• [Instructions to follow]:
Retype the data that follows exactly. No pictures belong in the copy.

• [Given entries]:

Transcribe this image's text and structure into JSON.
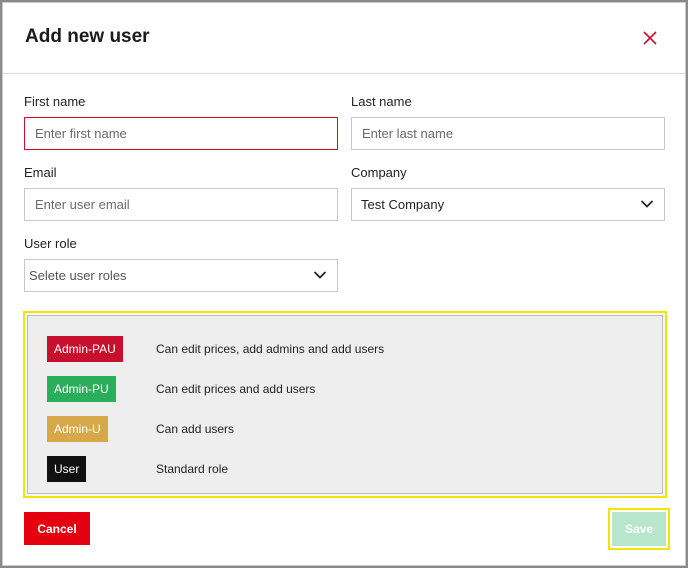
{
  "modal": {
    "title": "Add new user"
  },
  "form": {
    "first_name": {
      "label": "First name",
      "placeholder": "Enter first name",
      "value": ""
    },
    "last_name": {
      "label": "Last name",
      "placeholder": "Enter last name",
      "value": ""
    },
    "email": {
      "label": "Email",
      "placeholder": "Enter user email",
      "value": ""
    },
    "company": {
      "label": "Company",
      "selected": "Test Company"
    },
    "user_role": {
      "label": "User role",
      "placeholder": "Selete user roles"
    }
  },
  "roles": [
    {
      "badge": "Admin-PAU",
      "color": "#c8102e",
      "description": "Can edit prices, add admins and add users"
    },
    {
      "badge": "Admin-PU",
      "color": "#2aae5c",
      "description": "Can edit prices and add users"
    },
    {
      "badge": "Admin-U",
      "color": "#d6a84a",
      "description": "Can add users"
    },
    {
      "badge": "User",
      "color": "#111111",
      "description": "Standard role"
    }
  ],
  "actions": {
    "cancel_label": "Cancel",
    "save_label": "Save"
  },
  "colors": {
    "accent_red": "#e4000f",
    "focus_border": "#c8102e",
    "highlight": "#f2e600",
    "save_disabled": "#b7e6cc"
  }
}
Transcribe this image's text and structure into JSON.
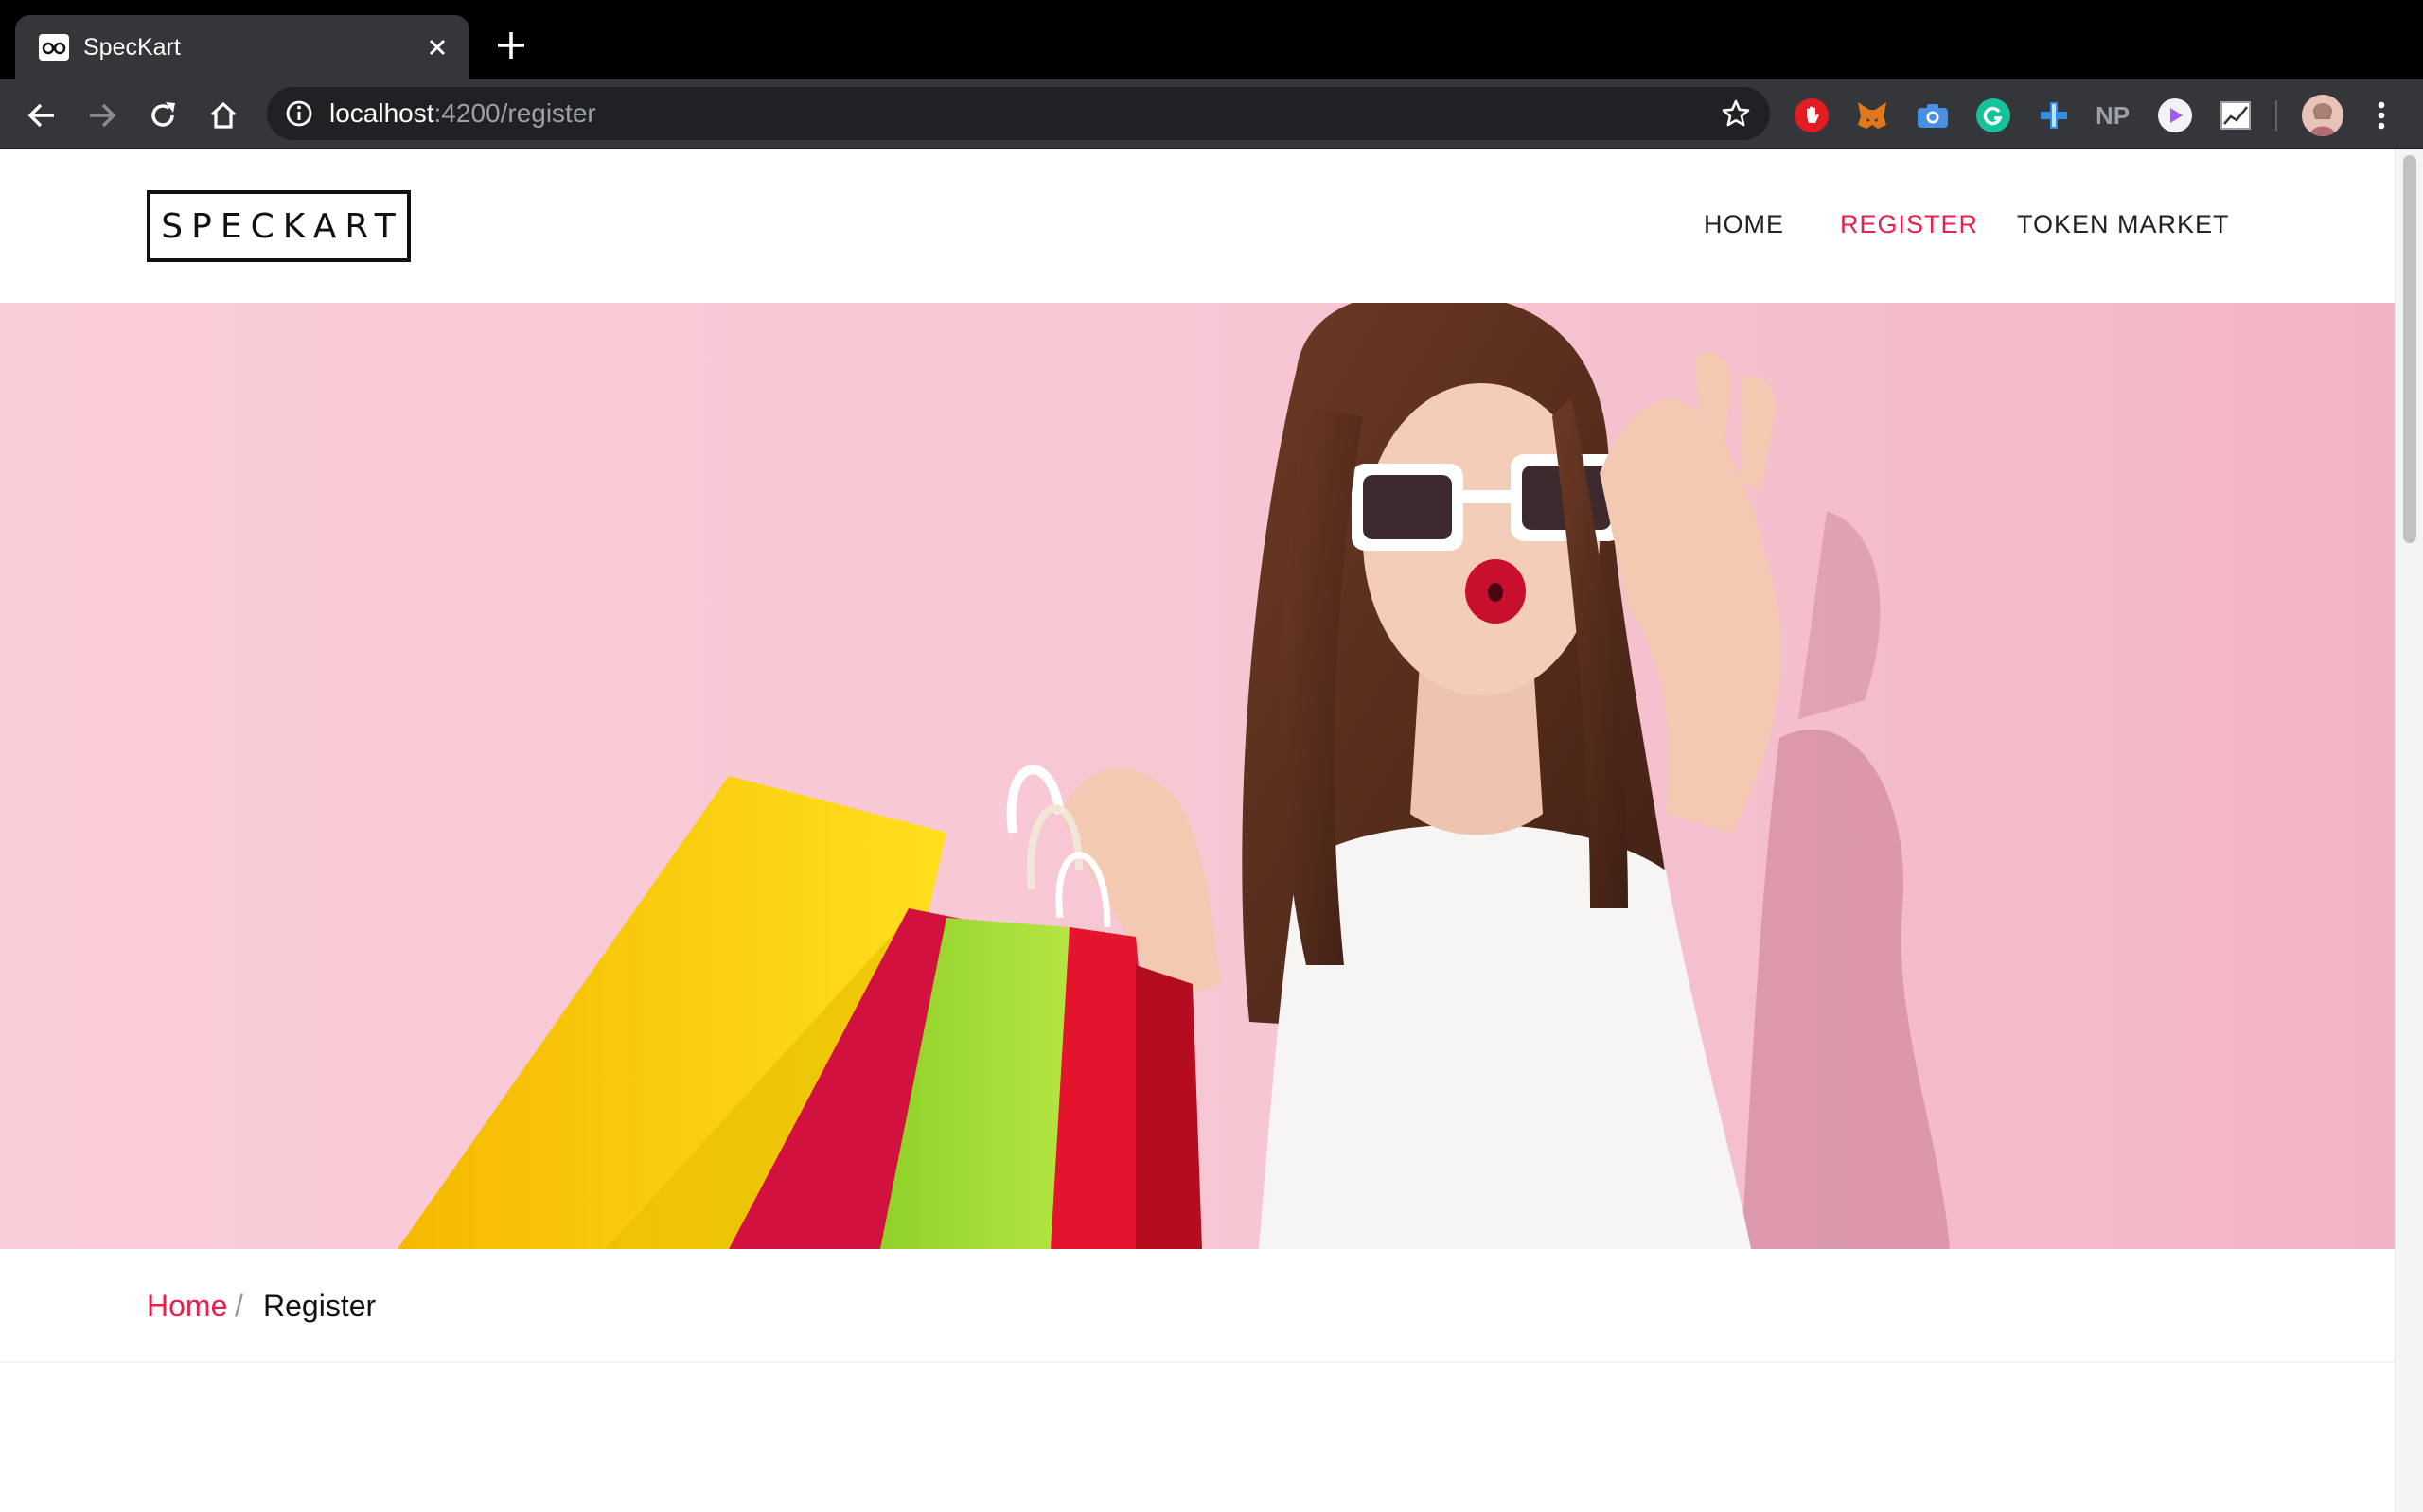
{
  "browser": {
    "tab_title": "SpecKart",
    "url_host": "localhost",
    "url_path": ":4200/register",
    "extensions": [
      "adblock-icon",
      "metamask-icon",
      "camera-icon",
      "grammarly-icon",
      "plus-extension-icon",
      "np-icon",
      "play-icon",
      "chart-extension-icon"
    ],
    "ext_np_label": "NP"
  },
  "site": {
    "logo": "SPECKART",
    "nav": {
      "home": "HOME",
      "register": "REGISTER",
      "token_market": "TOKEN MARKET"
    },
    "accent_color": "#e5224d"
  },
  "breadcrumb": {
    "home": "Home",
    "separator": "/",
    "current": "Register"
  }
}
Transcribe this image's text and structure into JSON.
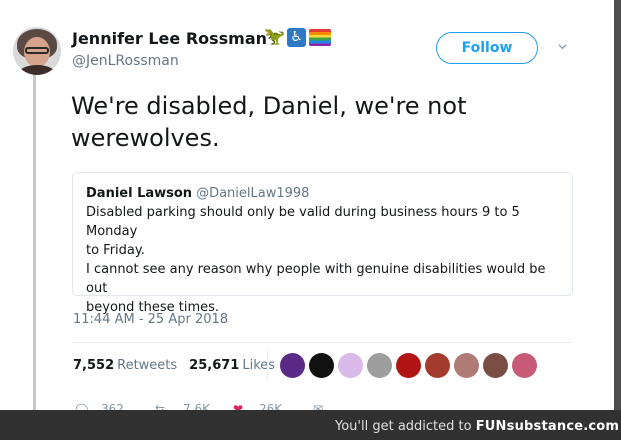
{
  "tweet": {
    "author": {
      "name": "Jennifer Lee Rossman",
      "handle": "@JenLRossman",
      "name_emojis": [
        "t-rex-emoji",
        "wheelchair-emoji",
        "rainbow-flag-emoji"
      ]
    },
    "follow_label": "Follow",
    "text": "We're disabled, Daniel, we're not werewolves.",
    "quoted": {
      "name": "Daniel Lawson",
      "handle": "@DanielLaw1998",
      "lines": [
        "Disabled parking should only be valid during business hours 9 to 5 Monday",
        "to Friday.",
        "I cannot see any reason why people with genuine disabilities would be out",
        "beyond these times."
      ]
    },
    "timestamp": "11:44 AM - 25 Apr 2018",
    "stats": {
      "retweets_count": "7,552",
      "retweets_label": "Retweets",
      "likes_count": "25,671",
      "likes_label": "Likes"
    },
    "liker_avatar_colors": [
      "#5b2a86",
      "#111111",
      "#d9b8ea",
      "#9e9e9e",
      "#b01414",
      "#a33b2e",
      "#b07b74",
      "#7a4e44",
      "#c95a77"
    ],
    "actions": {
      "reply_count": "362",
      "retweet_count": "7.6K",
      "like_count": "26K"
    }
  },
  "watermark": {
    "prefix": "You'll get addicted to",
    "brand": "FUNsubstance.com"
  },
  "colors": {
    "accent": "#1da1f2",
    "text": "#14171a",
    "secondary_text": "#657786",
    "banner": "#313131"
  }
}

• [Written response]:
Transcribe this image's text and structure into JSON.
{
  "modal": {
    "title": "Add new user"
  },
  "form": {
    "first_name": {
      "label": "First name",
      "placeholder": "Enter first name",
      "value": ""
    },
    "last_name": {
      "label": "Last name",
      "placeholder": "Enter last name",
      "value": ""
    },
    "email": {
      "label": "Email",
      "placeholder": "Enter user email",
      "value": ""
    },
    "company": {
      "label": "Company",
      "selected": "Test Company"
    },
    "user_role": {
      "label": "User role",
      "placeholder": "Selete user roles"
    }
  },
  "roles": [
    {
      "badge": "Admin-PAU",
      "color": "#c8102e",
      "description": "Can edit prices, add admins and add users"
    },
    {
      "badge": "Admin-PU",
      "color": "#2aae5c",
      "description": "Can edit prices and add users"
    },
    {
      "badge": "Admin-U",
      "color": "#d6a84a",
      "description": "Can add users"
    },
    {
      "badge": "User",
      "color": "#111111",
      "description": "Standard role"
    }
  ],
  "actions": {
    "cancel_label": "Cancel",
    "save_label": "Save"
  },
  "colors": {
    "accent_red": "#e4000f",
    "focus_border": "#c8102e",
    "highlight": "#f2e600",
    "save_disabled": "#b7e6cc"
  }
}
Transcribe this image's text and structure into JSON.
{
  "browser": {
    "tab_title": "SpecKart",
    "url_host": "localhost",
    "url_path": ":4200/register",
    "extensions": [
      "adblock-icon",
      "metamask-icon",
      "camera-icon",
      "grammarly-icon",
      "plus-extension-icon",
      "np-icon",
      "play-icon",
      "chart-extension-icon"
    ],
    "ext_np_label": "NP"
  },
  "site": {
    "logo": "SPECKART",
    "nav": {
      "home": "HOME",
      "register": "REGISTER",
      "token_market": "TOKEN MARKET"
    },
    "accent_color": "#e5224d"
  },
  "breadcrumb": {
    "home": "Home",
    "separator": "/",
    "current": "Register"
  }
}
Transcribe this image's text and structure into JSON.
{
  "tweet": {
    "author": {
      "name": "Jennifer Lee Rossman",
      "handle": "@JenLRossman",
      "name_emojis": [
        "t-rex-emoji",
        "wheelchair-emoji",
        "rainbow-flag-emoji"
      ]
    },
    "follow_label": "Follow",
    "text": "We're disabled, Daniel, we're not werewolves.",
    "quoted": {
      "name": "Daniel Lawson",
      "handle": "@DanielLaw1998",
      "lines": [
        "Disabled parking should only be valid during business hours 9 to 5 Monday",
        "to Friday.",
        "I cannot see any reason why people with genuine disabilities would be out",
        "beyond these times."
      ]
    },
    "timestamp": "11:44 AM - 25 Apr 2018",
    "stats": {
      "retweets_count": "7,552",
      "retweets_label": "Retweets",
      "likes_count": "25,671",
      "likes_label": "Likes"
    },
    "liker_avatar_colors": [
      "#5b2a86",
      "#111111",
      "#d9b8ea",
      "#9e9e9e",
      "#b01414",
      "#a33b2e",
      "#b07b74",
      "#7a4e44",
      "#c95a77"
    ],
    "actions": {
      "reply_count": "362",
      "retweet_count": "7.6K",
      "like_count": "26K"
    }
  },
  "watermark": {
    "prefix": "You'll get addicted to",
    "brand": "FUNsubstance.com"
  },
  "colors": {
    "accent": "#1da1f2",
    "text": "#14171a",
    "secondary_text": "#657786",
    "banner": "#313131"
  }
}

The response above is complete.